United States

United States

Tides of change: coastal geomorphology and the management of shipwrecks on beaches

Dr. Jennifer Elizabeth Jones (East Carolina University)

The archaeological remains of ships in the beach zone are part of a complex and dynamic system, being periodically exposed and reburied, they vary between being both visible and frequently forgotten features of the physical and cultural coastal landscape. These limited and nonrenewable resources play an important informational role as tangible pieces of maritime heritage that also document dynamic coastal processes. However, shipwreck remains in the beach zone are highly susceptible to landscape fluctuations that have the ability to both stabilise and/or destroy the resource. The stability or instability of these sites in turn, affects decisions regarding importance and management strategies. This paper will examine the relationship between coastal geomorphology and archaeological stability and the challenges to managing shipwreck sites on beaches in the intertidal zone. 
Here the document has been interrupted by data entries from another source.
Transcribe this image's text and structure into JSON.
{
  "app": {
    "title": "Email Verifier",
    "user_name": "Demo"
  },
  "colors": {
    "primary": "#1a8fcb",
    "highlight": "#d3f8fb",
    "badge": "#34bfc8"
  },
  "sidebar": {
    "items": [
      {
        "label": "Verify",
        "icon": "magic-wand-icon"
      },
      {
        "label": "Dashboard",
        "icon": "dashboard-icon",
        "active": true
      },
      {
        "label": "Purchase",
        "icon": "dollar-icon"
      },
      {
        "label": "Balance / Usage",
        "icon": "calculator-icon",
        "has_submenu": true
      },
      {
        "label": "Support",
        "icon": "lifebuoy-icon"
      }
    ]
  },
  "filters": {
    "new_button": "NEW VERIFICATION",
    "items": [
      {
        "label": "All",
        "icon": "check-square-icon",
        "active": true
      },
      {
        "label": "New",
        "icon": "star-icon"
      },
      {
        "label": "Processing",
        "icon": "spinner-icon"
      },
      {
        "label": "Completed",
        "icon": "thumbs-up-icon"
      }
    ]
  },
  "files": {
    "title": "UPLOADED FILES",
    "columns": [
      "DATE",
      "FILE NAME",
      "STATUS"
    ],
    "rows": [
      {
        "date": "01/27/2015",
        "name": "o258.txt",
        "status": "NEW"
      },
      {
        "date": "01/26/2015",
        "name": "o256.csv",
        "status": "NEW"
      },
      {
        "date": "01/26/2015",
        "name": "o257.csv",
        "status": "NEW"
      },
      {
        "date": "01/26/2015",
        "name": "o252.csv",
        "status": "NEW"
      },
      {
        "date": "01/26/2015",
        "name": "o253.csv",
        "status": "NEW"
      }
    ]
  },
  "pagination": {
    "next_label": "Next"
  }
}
Cover image: Remains of the Ada K. Damon, Steep Hill Beach, Massachusetts, USA (Jones 2015)

Remains of the Howard Middleton, Higgins Beach, Maine, USA (Jones 2015)